§ **Task brief**:
Which lines in the data below contain the string "number"? Show each one.

----

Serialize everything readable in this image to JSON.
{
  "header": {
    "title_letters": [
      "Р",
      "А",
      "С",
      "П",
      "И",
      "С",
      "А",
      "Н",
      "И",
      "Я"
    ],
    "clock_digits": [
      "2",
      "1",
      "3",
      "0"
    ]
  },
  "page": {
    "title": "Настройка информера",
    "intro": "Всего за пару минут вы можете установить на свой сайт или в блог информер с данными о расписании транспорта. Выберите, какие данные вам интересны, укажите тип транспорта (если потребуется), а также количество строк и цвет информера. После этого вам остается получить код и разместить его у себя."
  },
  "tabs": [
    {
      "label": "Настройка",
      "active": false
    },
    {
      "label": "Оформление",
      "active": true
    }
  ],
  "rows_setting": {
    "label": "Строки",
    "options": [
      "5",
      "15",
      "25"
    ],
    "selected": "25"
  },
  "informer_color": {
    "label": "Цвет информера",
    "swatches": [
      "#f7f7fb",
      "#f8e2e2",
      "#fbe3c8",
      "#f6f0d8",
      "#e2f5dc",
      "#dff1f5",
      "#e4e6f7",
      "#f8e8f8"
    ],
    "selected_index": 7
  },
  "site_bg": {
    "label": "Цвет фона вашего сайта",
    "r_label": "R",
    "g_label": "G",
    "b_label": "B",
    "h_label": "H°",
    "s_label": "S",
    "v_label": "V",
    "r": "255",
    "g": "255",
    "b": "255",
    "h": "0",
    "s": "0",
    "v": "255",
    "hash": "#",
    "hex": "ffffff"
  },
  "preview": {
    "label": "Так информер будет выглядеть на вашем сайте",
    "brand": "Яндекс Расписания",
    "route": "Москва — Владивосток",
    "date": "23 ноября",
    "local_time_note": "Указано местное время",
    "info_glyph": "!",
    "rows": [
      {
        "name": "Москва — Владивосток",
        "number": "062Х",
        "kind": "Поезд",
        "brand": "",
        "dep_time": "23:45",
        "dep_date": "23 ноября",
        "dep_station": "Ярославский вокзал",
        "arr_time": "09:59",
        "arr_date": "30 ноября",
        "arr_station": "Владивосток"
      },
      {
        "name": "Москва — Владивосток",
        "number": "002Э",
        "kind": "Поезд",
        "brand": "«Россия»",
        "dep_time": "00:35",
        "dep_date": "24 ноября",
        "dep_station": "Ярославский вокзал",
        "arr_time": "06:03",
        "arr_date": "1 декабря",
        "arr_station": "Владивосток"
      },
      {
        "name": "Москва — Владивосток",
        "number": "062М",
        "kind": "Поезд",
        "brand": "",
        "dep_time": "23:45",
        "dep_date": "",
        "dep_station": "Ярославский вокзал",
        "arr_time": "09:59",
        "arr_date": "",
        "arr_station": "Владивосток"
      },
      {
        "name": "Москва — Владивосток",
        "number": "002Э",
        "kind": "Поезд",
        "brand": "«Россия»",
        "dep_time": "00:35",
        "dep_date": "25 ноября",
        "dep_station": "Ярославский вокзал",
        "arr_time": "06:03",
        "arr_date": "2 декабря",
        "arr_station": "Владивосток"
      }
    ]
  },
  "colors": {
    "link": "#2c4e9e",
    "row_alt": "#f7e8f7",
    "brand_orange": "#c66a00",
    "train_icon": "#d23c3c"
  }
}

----

§ **Result**:
        "number": "062Х",
        "number": "002Э",
        "number": "062М",
        "number": "002Э",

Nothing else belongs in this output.